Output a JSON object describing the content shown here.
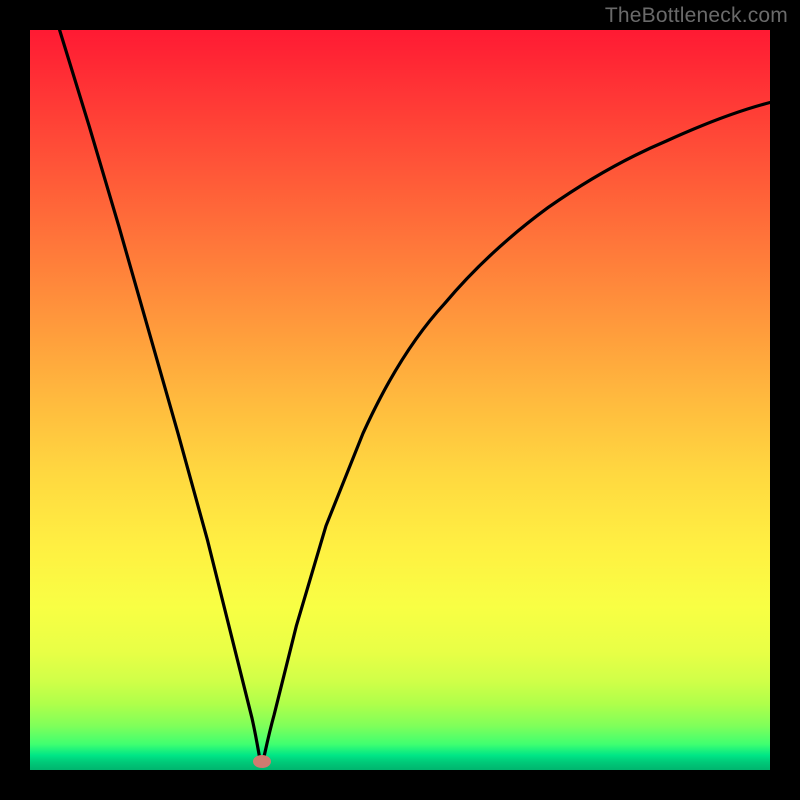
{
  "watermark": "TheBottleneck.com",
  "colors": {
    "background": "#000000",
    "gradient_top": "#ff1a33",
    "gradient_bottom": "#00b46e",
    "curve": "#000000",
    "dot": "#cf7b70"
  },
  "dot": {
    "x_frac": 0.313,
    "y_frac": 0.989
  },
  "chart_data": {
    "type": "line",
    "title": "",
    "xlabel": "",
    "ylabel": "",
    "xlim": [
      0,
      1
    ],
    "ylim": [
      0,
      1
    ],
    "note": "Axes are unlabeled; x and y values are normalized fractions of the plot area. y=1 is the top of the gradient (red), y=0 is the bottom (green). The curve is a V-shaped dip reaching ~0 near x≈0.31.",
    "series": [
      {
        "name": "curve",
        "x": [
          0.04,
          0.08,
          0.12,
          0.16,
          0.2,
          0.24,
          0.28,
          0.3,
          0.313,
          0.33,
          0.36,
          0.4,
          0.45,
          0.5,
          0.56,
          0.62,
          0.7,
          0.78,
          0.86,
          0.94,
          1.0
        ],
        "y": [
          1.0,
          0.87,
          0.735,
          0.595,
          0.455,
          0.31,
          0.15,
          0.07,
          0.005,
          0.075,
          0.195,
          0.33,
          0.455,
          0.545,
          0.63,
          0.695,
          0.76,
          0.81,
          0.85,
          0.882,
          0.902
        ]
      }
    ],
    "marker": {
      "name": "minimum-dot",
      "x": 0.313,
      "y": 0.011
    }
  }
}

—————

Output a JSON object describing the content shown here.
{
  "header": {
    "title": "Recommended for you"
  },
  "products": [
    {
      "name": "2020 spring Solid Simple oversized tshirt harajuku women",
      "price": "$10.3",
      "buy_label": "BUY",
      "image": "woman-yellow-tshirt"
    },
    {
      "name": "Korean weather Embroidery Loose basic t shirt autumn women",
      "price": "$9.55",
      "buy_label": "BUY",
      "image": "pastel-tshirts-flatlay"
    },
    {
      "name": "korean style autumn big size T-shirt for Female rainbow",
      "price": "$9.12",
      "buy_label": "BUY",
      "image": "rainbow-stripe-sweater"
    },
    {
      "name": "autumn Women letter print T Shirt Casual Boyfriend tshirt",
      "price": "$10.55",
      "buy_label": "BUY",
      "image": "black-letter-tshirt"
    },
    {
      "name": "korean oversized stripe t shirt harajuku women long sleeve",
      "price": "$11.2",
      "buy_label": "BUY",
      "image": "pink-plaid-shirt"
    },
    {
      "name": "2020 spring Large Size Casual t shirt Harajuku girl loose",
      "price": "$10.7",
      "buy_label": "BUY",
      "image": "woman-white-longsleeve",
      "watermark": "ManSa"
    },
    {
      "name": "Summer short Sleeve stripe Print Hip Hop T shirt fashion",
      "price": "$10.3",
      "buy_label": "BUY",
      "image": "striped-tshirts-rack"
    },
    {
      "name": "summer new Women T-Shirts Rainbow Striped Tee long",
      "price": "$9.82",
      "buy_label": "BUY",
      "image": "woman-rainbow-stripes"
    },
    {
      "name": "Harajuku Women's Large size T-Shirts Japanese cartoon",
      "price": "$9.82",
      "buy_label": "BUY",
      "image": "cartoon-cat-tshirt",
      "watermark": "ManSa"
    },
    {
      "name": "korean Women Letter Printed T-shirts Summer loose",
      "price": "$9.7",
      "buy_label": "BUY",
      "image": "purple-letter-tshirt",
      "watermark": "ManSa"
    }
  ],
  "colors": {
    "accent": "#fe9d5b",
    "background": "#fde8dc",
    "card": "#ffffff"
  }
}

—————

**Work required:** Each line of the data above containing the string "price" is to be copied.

**Answer to this exercise:**
      "price": "$10.3",
      "price": "$9.55",
      "price": "$9.12",
      "price": "$10.55",
      "price": "$11.2",
      "price": "$10.7",
      "price": "$10.3",
      "price": "$9.82",
      "price": "$9.82",
      "price": "$9.7",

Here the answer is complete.